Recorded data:
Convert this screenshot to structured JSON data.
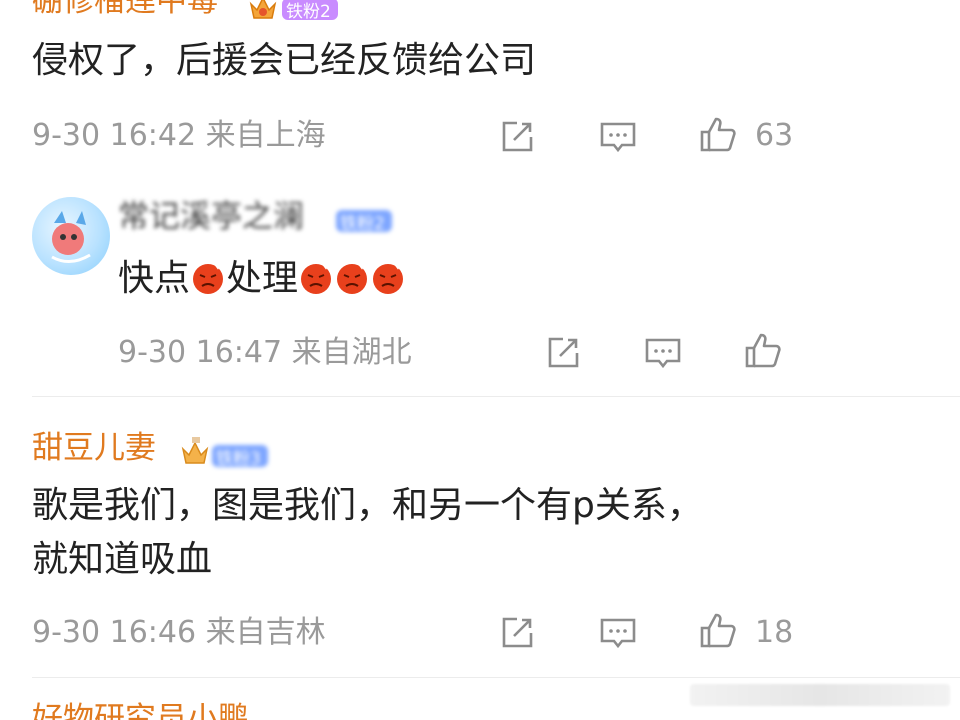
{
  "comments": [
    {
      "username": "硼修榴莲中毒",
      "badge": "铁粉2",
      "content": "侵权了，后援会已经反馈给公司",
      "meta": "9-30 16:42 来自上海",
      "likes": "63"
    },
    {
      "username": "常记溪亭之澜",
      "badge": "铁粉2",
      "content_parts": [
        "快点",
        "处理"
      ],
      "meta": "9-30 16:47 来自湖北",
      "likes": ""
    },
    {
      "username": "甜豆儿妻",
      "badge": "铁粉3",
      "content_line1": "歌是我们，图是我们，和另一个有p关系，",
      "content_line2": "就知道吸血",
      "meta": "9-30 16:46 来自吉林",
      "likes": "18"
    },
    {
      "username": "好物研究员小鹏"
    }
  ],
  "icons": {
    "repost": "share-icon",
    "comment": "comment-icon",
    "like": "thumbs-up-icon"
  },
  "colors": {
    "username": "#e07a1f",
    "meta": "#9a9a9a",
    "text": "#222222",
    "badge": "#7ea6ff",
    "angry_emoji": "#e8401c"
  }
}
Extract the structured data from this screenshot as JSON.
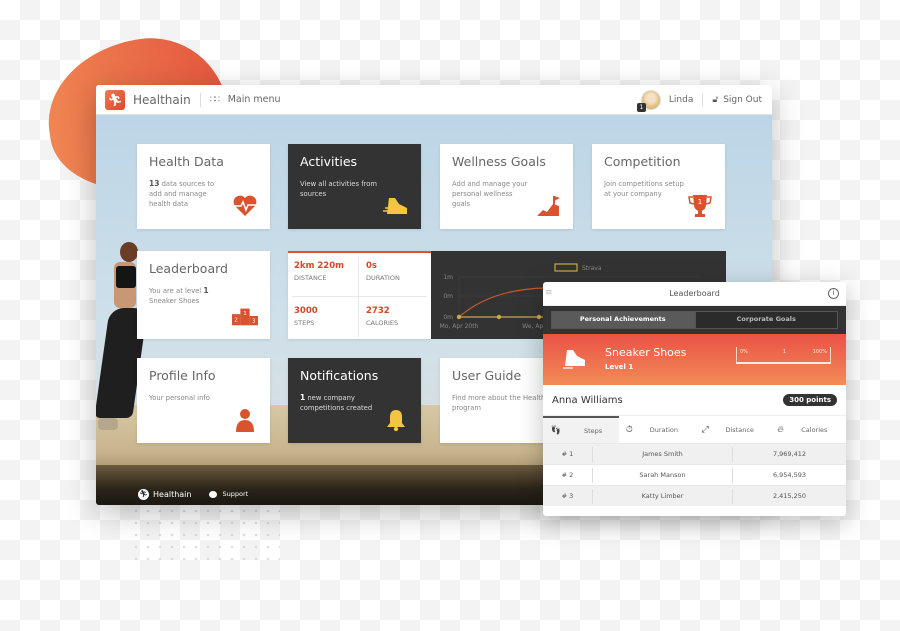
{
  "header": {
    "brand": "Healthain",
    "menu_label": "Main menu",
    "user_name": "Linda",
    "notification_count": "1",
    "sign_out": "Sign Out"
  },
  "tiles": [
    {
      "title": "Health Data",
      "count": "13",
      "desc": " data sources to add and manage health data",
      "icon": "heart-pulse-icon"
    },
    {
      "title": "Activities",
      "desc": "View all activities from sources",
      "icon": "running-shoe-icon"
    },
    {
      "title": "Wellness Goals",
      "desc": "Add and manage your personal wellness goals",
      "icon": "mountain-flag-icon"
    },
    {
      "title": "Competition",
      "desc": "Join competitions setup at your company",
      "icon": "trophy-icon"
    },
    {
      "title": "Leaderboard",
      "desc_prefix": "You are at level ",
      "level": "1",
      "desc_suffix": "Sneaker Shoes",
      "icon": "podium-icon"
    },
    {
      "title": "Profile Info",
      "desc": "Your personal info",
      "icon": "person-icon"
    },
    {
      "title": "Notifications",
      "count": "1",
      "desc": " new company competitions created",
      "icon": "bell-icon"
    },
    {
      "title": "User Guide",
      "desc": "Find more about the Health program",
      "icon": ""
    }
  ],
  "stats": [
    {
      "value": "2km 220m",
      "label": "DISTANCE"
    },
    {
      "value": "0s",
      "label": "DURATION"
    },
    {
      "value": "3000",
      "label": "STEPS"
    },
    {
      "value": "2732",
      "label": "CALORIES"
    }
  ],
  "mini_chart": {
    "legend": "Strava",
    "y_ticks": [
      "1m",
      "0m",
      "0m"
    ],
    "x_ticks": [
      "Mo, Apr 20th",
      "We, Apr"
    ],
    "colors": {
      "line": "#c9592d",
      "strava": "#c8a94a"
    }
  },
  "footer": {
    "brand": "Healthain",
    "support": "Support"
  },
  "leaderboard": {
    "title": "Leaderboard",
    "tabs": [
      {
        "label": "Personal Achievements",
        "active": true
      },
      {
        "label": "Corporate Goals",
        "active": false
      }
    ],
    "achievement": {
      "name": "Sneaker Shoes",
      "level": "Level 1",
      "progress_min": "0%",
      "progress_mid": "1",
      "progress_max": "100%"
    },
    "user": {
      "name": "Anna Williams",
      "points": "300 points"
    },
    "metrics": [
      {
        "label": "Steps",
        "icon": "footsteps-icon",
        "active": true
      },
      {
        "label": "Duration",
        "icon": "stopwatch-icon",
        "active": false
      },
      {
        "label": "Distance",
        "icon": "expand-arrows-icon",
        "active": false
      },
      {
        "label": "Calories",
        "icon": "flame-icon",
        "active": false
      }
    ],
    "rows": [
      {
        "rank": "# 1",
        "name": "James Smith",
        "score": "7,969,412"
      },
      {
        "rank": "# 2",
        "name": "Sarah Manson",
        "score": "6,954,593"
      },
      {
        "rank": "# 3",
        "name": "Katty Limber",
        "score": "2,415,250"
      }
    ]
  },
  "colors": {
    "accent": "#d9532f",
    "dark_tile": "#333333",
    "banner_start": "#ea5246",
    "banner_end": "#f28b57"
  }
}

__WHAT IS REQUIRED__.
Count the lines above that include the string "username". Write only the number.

__OUTPUT OF THE EXERCISE__.
5